→ **Given information**:
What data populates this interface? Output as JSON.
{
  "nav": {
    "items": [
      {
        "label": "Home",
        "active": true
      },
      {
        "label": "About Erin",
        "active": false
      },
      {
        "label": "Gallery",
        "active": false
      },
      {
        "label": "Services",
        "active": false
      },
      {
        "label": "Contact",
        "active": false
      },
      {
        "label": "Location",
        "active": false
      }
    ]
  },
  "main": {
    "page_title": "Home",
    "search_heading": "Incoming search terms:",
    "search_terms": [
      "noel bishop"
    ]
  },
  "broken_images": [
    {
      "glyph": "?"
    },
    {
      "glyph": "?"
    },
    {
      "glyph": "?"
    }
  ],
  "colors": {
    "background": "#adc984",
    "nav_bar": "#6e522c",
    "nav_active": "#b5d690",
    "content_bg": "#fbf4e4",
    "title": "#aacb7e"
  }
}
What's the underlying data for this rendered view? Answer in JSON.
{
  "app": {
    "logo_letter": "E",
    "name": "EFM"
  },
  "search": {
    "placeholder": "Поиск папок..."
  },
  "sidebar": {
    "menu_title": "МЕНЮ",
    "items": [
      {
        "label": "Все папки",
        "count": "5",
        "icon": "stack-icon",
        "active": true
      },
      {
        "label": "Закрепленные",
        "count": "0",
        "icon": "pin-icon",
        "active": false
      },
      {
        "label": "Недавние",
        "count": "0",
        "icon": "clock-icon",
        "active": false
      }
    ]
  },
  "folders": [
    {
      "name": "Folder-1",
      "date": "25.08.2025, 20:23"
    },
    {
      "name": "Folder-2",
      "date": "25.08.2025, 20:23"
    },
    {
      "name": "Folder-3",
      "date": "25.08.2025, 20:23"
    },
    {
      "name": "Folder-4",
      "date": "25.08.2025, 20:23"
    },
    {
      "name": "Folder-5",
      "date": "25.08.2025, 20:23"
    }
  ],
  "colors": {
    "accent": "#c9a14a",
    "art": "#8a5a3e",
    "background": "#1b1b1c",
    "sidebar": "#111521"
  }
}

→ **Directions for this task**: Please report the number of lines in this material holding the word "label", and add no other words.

→ **Answer for this exercise**: 9